According to the quotient rule, if $\lim_{n\to\infty} \frac{a_{n+1}}{a_n} \lt 1$, then the sequence $(a_n)$ must be monotonically decreasing (definitively) and converge to $0$. If the limit is greater than $1$, then the sequence must be monotonically increasing and diverge.

I can't understand why the limit would ever be different than $1$, since if $a_n$ converges to $l$, then any subsequence of said sequence is also convergent and converges to the same limit $l$. Consequently, both $(a_n)$ and $(a_{n+1})$ converge to the same limit, and here lies the crux of my question: why can $\lim_{n\to\infty} \frac{a_{n+1}}{a_n} \neq 1$ if both sequences converge to the same limit $l$?

Please anyone shed some light on this as I really can't wrap my head around it.

  • $\begingroup$ Both sequences converge to zero. $\endgroup$ – Lord Shark the Unknown Oct 29 '17 at 12:49
  • 1
    $\begingroup$ Have you looked at any examples? Try $a_n=\frac 1{n!}$, say. $\endgroup$ – lulu Oct 29 '17 at 12:50
  • $\begingroup$ I can't see how this would change anything. Isn't the limit of both $l$ anyway? $\endgroup$ – NTAuthority Oct 29 '17 at 12:51
  • 2
    $\begingroup$ $\frac 00$ is not the same as $1$ $\endgroup$ – lulu Oct 29 '17 at 12:51
  • $\begingroup$ @lulu Alright I see what you mean there $\endgroup$ – NTAuthority Oct 29 '17 at 12:57

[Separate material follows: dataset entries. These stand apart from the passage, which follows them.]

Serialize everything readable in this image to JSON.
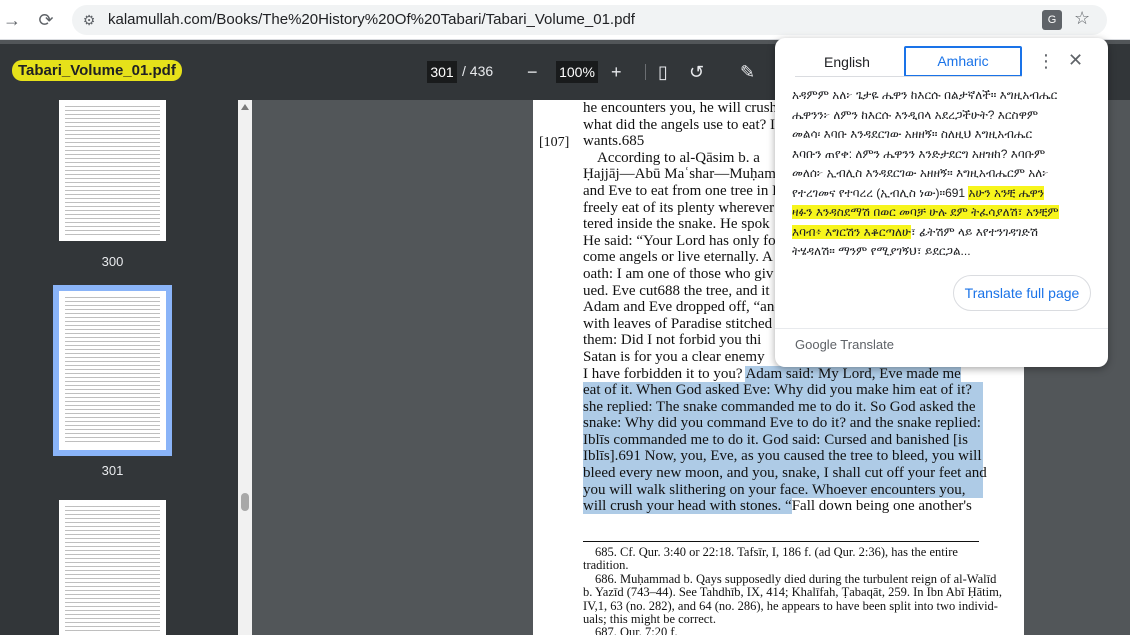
{
  "browser": {
    "url": "kalamullah.com/Books/The%20History%20Of%20Tabari/Tabari_Volume_01.pdf",
    "back_icon": "arrow-left-icon",
    "reload_icon": "reload-icon"
  },
  "pdf": {
    "title": "Tabari_Volume_01.pdf",
    "current_page": "301",
    "total_pages": "/ 436",
    "zoom": "100%",
    "minus_icon": "−",
    "plus_icon": "+",
    "thumbnail_labels": [
      "300",
      "301"
    ]
  },
  "page": {
    "marker": "[107]",
    "lines": [
      {
        "text": "he encounters you, he will crush"
      },
      {
        "text": "what did the angels use to eat? I"
      },
      {
        "text": "wants.685"
      },
      {
        "text": "According to al-Qāsim b. a"
      },
      {
        "text": "Ḥajjāj—Abū Maʿshar—Muḥamm"
      },
      {
        "text": "and Eve to eat from one tree in Pa"
      },
      {
        "text": "freely eat of its plenty wherever"
      },
      {
        "text": "tered inside the snake. He spok"
      },
      {
        "text": "He said: “Your Lord has only fo"
      },
      {
        "text": "come angels or live eternally. A"
      },
      {
        "text": "oath: I am one of those who giv"
      },
      {
        "text": "ued. Eve cut688 the tree, and it"
      },
      {
        "text": "Adam and Eve dropped off, “and"
      },
      {
        "text": "with leaves of Paradise stitched"
      },
      {
        "text": "them: Did I not forbid you thi"
      },
      {
        "text": "Satan is for you a clear enemy"
      }
    ],
    "line16_plain": "I have forbidden it to you? ",
    "line16_hl": "Adam said: My Lord, Eve made me",
    "hl_lines": [
      "eat of it. When God asked Eve: Why did you make him eat of it?",
      "she replied: The snake commanded me to do it. So God asked the",
      "snake: Why did you command Eve to do it? and the snake replied:",
      "Iblīs commanded me to do it. God said: Cursed and banished [is",
      "Iblīs].691 Now, you, Eve, as you caused the tree to bleed, you will",
      "bleed every new moon, and you, snake, I shall cut off your feet and",
      "you will walk slithering on your face. Whoever encounters you,"
    ],
    "last_hl": "will crush your head with stones. “",
    "last_plain": "Fall down being one another's",
    "footnotes": [
      "685. Cf. Qur. 3:40 or 22:18. Tafsīr, I, 186 f. (ad Qur. 2:36), has the entire",
      "tradition.",
      "686. Muḥammad b. Qays supposedly died during the turbulent reign of al-Walīd",
      "b. Yazīd (743–44). See Tahdhīb, IX, 414; Khalīfah, Ṭabaqāt, 259. In Ibn Abī Ḥātim,",
      "IV,1, 63 (no. 282), and 64 (no. 286), he appears to have been split into two individ-",
      "uals; this might be correct.",
      "687. Qur. 7:20 f."
    ]
  },
  "translate": {
    "tab_english": "English",
    "tab_amharic": "Amharic",
    "lines_plain": [
      "አዳምም አለ፦ ጌታዬ ሔዋን ከእርሱ በልታኛለች። እግዚአብሔር",
      "ሔዋንን፦ ለምን ከእርሱ እንዲበላ አደረጋችሁት? እርስዋም",
      "መልሳ፡ እባቡ እንዳደርገው አዘዘኝ። ስለዚህ እግዚአብሔር",
      "እባቡን ጠየቀ: ለምን ሔዋንን እንድታደርግ አዘዝከ? እባቡም",
      "መለሰ፦ ኢብሊስ እንዳደርገው አዘዘኝ። እግዚአብሔርም አለ፦"
    ],
    "line6_plain": "የተረገመና የተባረረ (ኢብሊስ ነው)።691 ",
    "line6_hl": "አሁን አንቺ ሔዋን",
    "line7_hl": "ዛፉን እንዳስደማሽ በወር መባቻ ሁሉ ደም ትፈሳያለሽ፣ አንቺም",
    "line8_hl": "እባብ፥ እግርሽን እቆርጣለሁ",
    "line8_plain": "፣ ፊትሽም ላይ እየተንገዳገድሽ",
    "line9_plain": "ትሄዳለሽ። ማንም የሚያገኝህ፣ ይደርጋል...",
    "full_button": "Translate full page",
    "brand": "Google Translate"
  }
}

Of course that $\lim_{n\to\infty} \frac{a_{n+1}}{a_n} \neq 1$ generally will happen.

The point is that $a_{n+1}$ and $a_n$ are both functions of $n$ but different ones and $a_{n+1}$ is "step ahead" of $a_n$ so they will take different values at the same $n$´s.

And, sometimes, this speed of convergence is fast enough to ensure $\lim_{n\to\infty} \frac{a_{n+1}}{a_n} \neq 1$.

For example, an example in comments is a nice one, we have $a_n=\frac 1{n!}$, but $a_{n+1}=\frac{1}{(n+1)!}=a_n \cdot \frac {1}{n+1}$.

Sometimes this speed will not be fast enough so we will sometimes have $\lim_{n\to\infty} \frac{a_{n+1}}{a_n} = 1$

  • $\begingroup$ Thanks a lot! This is just what I needed. $\endgroup$ – NTAuthority Oct 29 '17 at 13:49

Your Answer

By clicking “Post Your Answer”, you agree to our terms of service, privacy policy and cookie policy

Not the answer you're looking for? Browse other questions tagged or ask your own question.